Bare shelves. Closed stores. Self-isolation. It sounds like the start of a scary movie, but as you and I both know, in 2020 it just means one thing: COVID-19.
As America puts life on hold, here are three things to be grateful for:
- More time with your family. Schools are closing, and businesses are converting many employees to temporary work-from-home arrangements. This is a great opportunity to invest in quality time with your family that you might not otherwise get! If you’re wondering how to make school work for your newly-homeschool kiddos, check out these resources.
- We don’t live in a country with government-run health care. Some politicians, such as presidential candidate Bernie Sanders, are using COVID-19 as an opportunity to call for government-run health care. But in countries that have these systems, the virus may reveal underlying problems.Take the UK, for example, where the National Health Service has cancelled all elective (non-urgent) operations, in order to free up hospital beds. While some US hospitals are beginning to take similar approaches, this is a more unusual measure in our country and reveals how seriously we are taking the virus. In the UK, this is commonplace: the government has cancelled tens of thousands of operations in a single flu season.Meanwhile, in Italy, the government recently began making tough calls: who gets treatment, and who doesn’t? In a close call, the person with the longer life-expectancy will win out. This could mean denying care to those who are especially sick, elderly, or weak. Yet this is not what we are called to do as Christians: Scripture commands us to “defend” the cause of the weak (Psalm 82:3).News reports reveal that part of Italy’s rationing comes down to a lack of equipment, including ventilators that are critical in treating COVID-19. This is unsurprising for a government-run system: such systems often have fewer medical devices on hand in comparison with our own system. For example, while the US has around 170,000 ventilators available, the UK has only 5,000. Putting that in perspective, the US has just over 1 ventilator per 2,000 people, while the UK has just less than 1 ventilator per 13,000 people.
You may hear we still don’t have enough capacity. That’s why we can be grateful for the precautions our officials have already taken. Self-isolation is a chance not only to protect ourselves from illness, but to limit the impact on the health system, and – importantly – to protect those most susceptible to the virus.
- We serve a good God. At a time that may feel uncertain, we can be grateful that we serve a God who is in control at all times and who works all things together for the good of those who love Him, and are called according to His purpose. We can rejoice in His goodness, pray for wisdom for those in authority, and defend the weakest in our community by following health guidelines. Rather than being a time to fear, this is a time to celebrate the opportunity to love our neighbors as ourselves, and to rest in God’s goodness.
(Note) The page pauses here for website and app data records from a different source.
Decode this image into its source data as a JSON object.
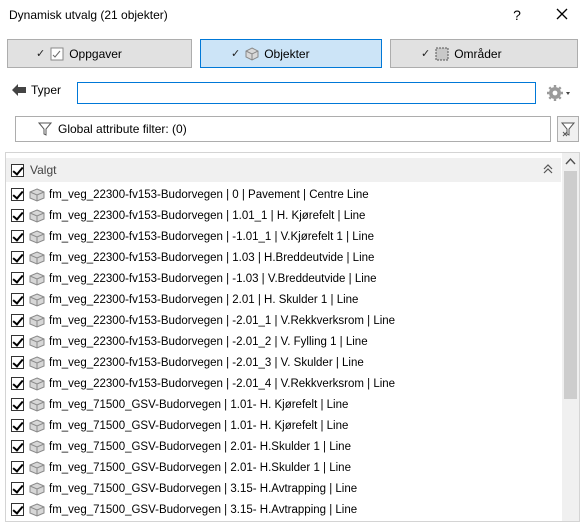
{
  "window": {
    "title": "Dynamisk utvalg (21 objekter)",
    "help_label": "?"
  },
  "modes": [
    {
      "label": "Oppgaver",
      "active": false
    },
    {
      "label": "Objekter",
      "active": true
    },
    {
      "label": "Områder",
      "active": false
    }
  ],
  "types": {
    "back_label": "Typer",
    "search_value": ""
  },
  "filter": {
    "label": "Global attribute filter: (0)"
  },
  "list": {
    "header_label": "Valgt",
    "items": [
      "fm_veg_22300-fv153-Budorvegen | 0 | Pavement | Centre Line",
      "fm_veg_22300-fv153-Budorvegen | 1.01_1 | H. Kjørefelt | Line",
      "fm_veg_22300-fv153-Budorvegen | -1.01_1 | V.Kjørefelt 1 | Line",
      "fm_veg_22300-fv153-Budorvegen | 1.03 | H.Breddeutvide | Line",
      "fm_veg_22300-fv153-Budorvegen | -1.03 | V.Breddeutvide | Line",
      "fm_veg_22300-fv153-Budorvegen | 2.01 | H. Skulder 1 | Line",
      "fm_veg_22300-fv153-Budorvegen | -2.01_1 | V.Rekkverksrom | Line",
      "fm_veg_22300-fv153-Budorvegen | -2.01_2 | V. Fylling 1 | Line",
      "fm_veg_22300-fv153-Budorvegen | -2.01_3 | V. Skulder | Line",
      "fm_veg_22300-fv153-Budorvegen | -2.01_4 | V.Rekkverksrom | Line",
      "fm_veg_71500_GSV-Budorvegen | 1.01- H. Kjørefelt | Line",
      "fm_veg_71500_GSV-Budorvegen | 1.01- H. Kjørefelt | Line",
      "fm_veg_71500_GSV-Budorvegen | 2.01- H.Skulder 1 | Line",
      "fm_veg_71500_GSV-Budorvegen | 2.01- H.Skulder 1 | Line",
      "fm_veg_71500_GSV-Budorvegen | 3.15- H.Avtrapping | Line",
      "fm_veg_71500_GSV-Budorvegen | 3.15- H.Avtrapping | Line"
    ]
  },
  "icons": {
    "back": "arrow-left-icon",
    "settings": "gear-icon",
    "filter": "funnel-icon",
    "clear_filter": "clear-filter-icon",
    "object": "object-cube-icon",
    "collapse": "collapse-chevron-icon"
  }
}
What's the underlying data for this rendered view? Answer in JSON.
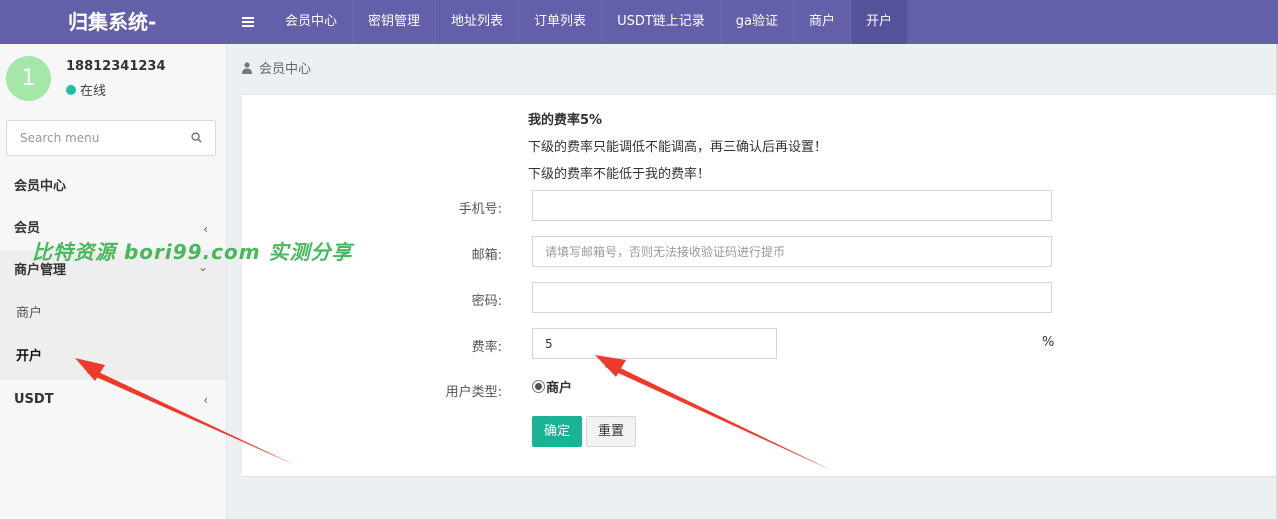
{
  "app": {
    "brand": "归集系统-"
  },
  "nav": {
    "items": [
      {
        "label": "会员中心"
      },
      {
        "label": "密钥管理"
      },
      {
        "label": "地址列表"
      },
      {
        "label": "订单列表"
      },
      {
        "label": "USDT链上记录"
      },
      {
        "label": "ga验证"
      },
      {
        "label": "商户"
      },
      {
        "label": "开户"
      }
    ],
    "active": "开户"
  },
  "user": {
    "avatar_text": "1",
    "phone": "18812341234",
    "status": "在线"
  },
  "sidebar": {
    "search_placeholder": "Search menu",
    "items": [
      {
        "label": "会员中心"
      },
      {
        "label": "会员",
        "chevron": "‹"
      },
      {
        "label": "商户管理",
        "chevron": "⌄"
      },
      {
        "label": "USDT",
        "chevron": "‹"
      }
    ],
    "submenu": [
      {
        "label": "商户"
      },
      {
        "label": "开户"
      }
    ]
  },
  "watermark": "比特资源 bori99.com 实测分享",
  "breadcrumb": {
    "label": "会员中心"
  },
  "form": {
    "notes": [
      "我的费率5%",
      "下级的费率只能调低不能调高，再三确认后再设置！",
      "下级的费率不能低于我的费率！"
    ],
    "phone_label": "手机号:",
    "phone_value": "",
    "email_label": "邮箱:",
    "email_placeholder": "请填写邮箱号，否则无法接收验证码进行提币",
    "password_label": "密码:",
    "rate_label": "费率:",
    "rate_value": "5",
    "rate_unit": "%",
    "type_label": "用户类型:",
    "type_option": "商户",
    "submit_label": "确定",
    "reset_label": "重置"
  },
  "colors": {
    "topbar": "#6360a9",
    "accent": "#1ab394",
    "online": "#1ec0a0",
    "watermark": "#34b34a",
    "arrow": "#ee3a2a"
  }
}
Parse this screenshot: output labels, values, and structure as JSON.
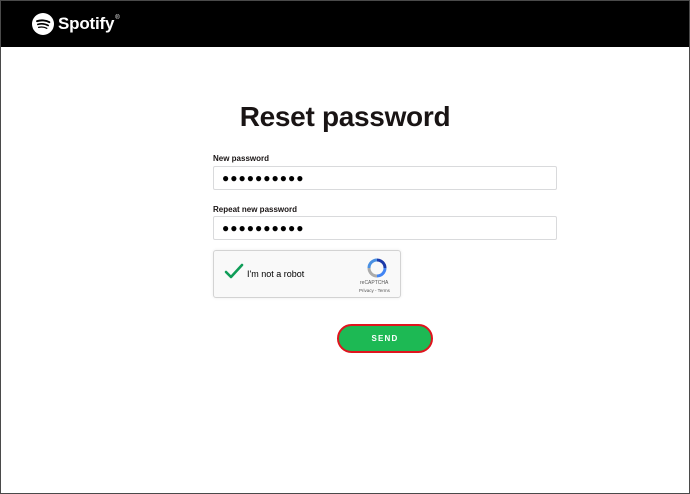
{
  "brand": {
    "name": "Spotify",
    "tm": "®",
    "icon": "spotify-logo-icon"
  },
  "colors": {
    "topbar": "#000000",
    "accent_green": "#1db954",
    "highlight_red": "#e0141e"
  },
  "page": {
    "title": "Reset password"
  },
  "form": {
    "new_password_label": "New password",
    "new_password_value": "●●●●●●●●●●",
    "repeat_password_label": "Repeat new password",
    "repeat_password_value": "●●●●●●●●●●"
  },
  "captcha": {
    "label": "I'm not a robot",
    "brand": "reCAPTCHA",
    "links": "Privacy - Terms",
    "checked": true
  },
  "actions": {
    "send_label": "SEND"
  }
}
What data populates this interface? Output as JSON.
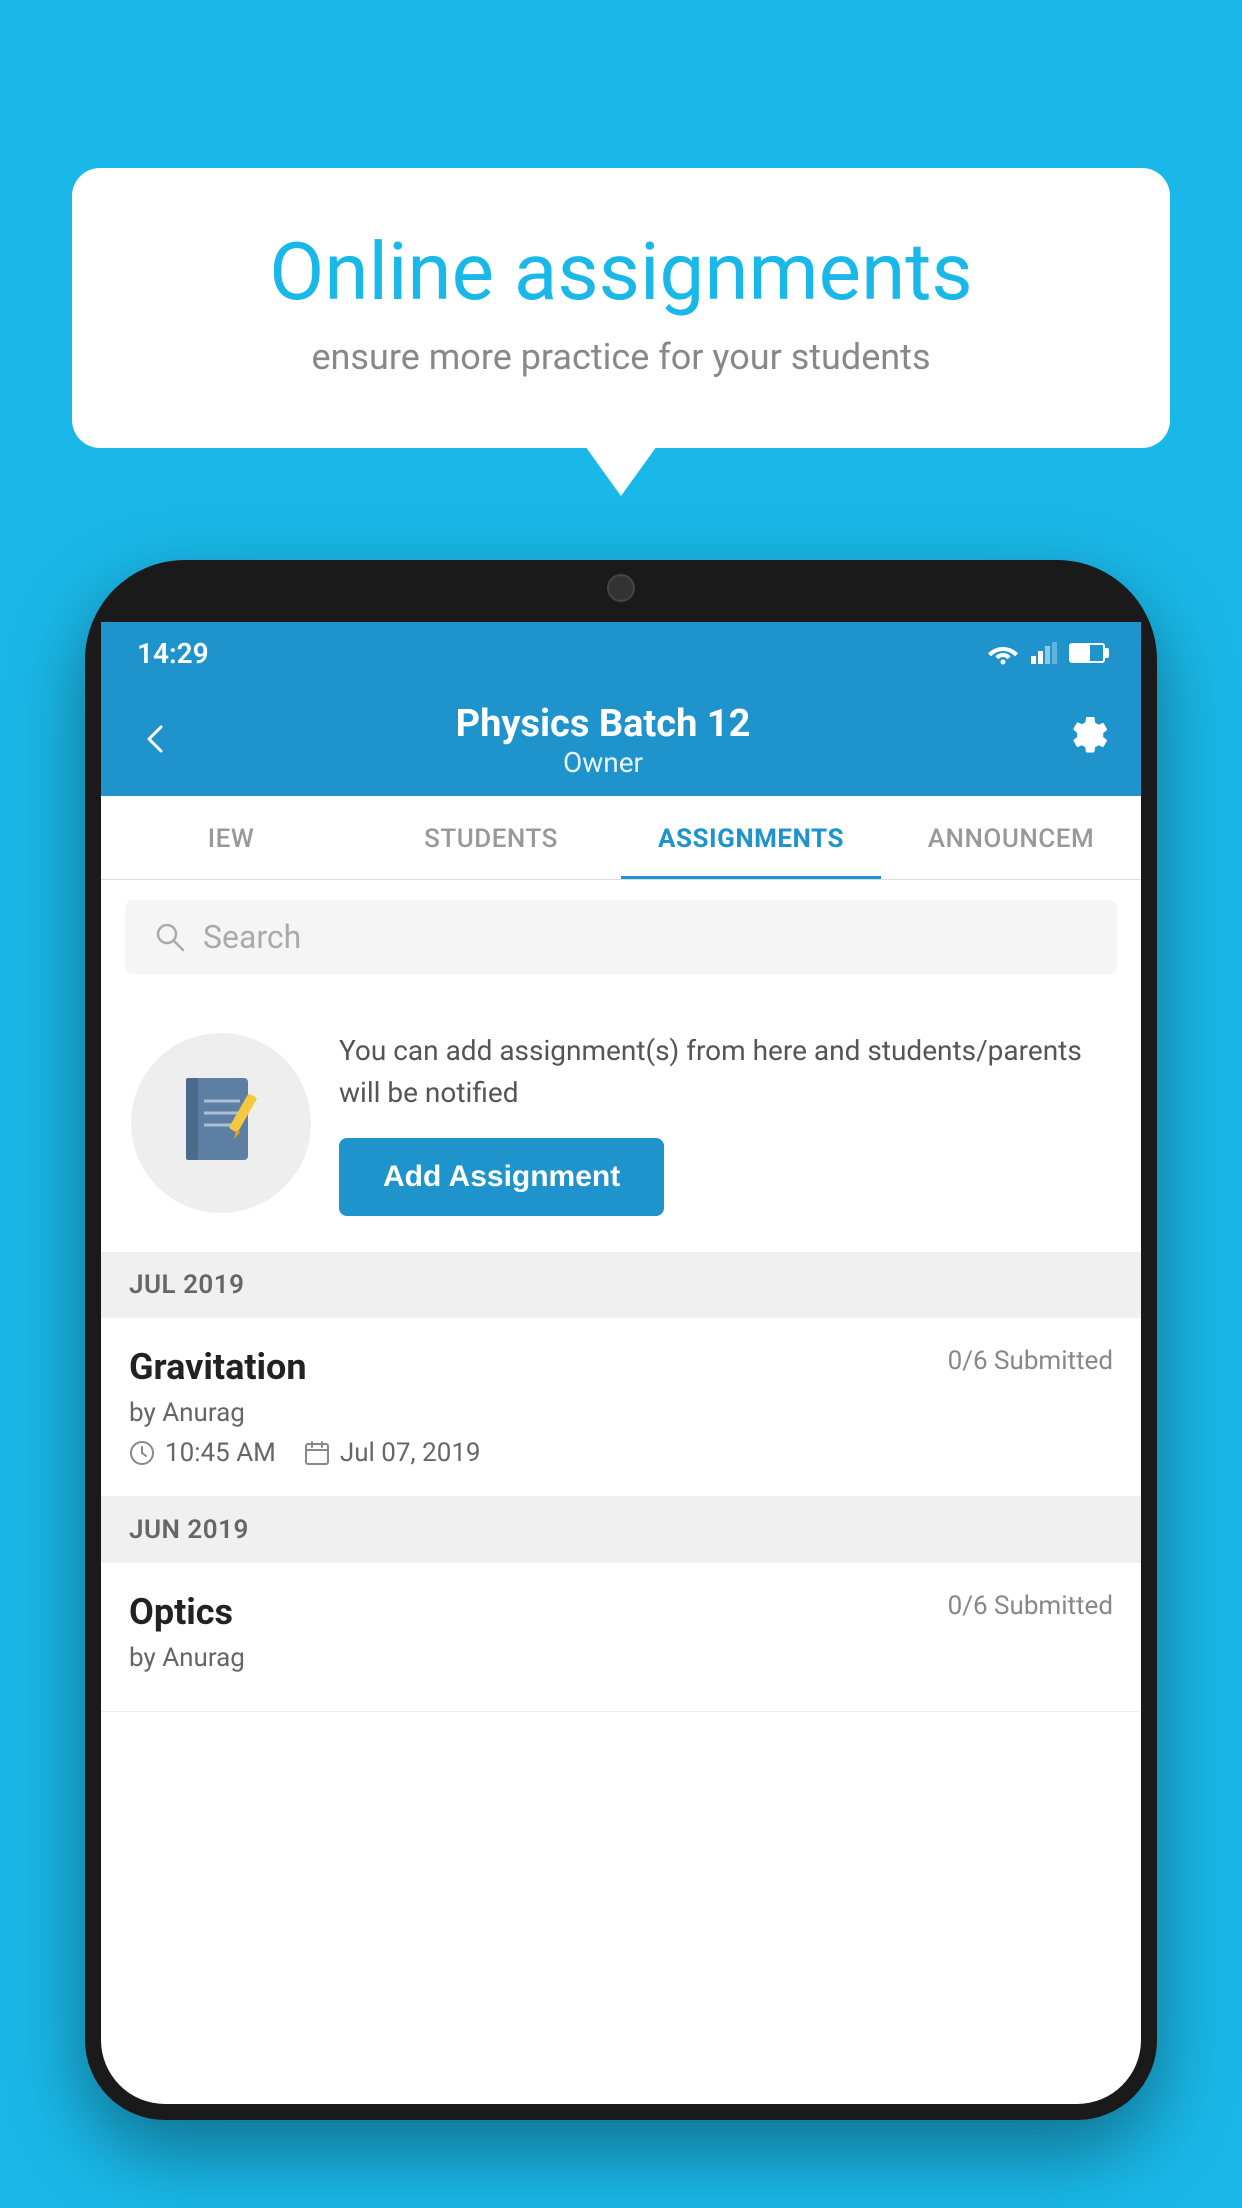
{
  "background_color": "#1ab8e8",
  "speech_bubble": {
    "title": "Online assignments",
    "subtitle": "ensure more practice for your students"
  },
  "status_bar": {
    "time": "14:29"
  },
  "app_bar": {
    "title": "Physics Batch 12",
    "subtitle": "Owner"
  },
  "tabs": [
    {
      "label": "IEW",
      "active": false
    },
    {
      "label": "STUDENTS",
      "active": false
    },
    {
      "label": "ASSIGNMENTS",
      "active": true
    },
    {
      "label": "ANNOUNCEM",
      "active": false
    }
  ],
  "search": {
    "placeholder": "Search"
  },
  "promo": {
    "description": "You can add assignment(s) from here and students/parents will be notified",
    "button_label": "Add Assignment"
  },
  "sections": [
    {
      "header": "JUL 2019",
      "assignments": [
        {
          "title": "Gravitation",
          "submitted": "0/6 Submitted",
          "by": "by Anurag",
          "time": "10:45 AM",
          "date": "Jul 07, 2019"
        }
      ]
    },
    {
      "header": "JUN 2019",
      "assignments": [
        {
          "title": "Optics",
          "submitted": "0/6 Submitted",
          "by": "by Anurag",
          "time": "",
          "date": ""
        }
      ]
    }
  ]
}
Here’s to a joyful self-isolation!
Policy and Communications Strategist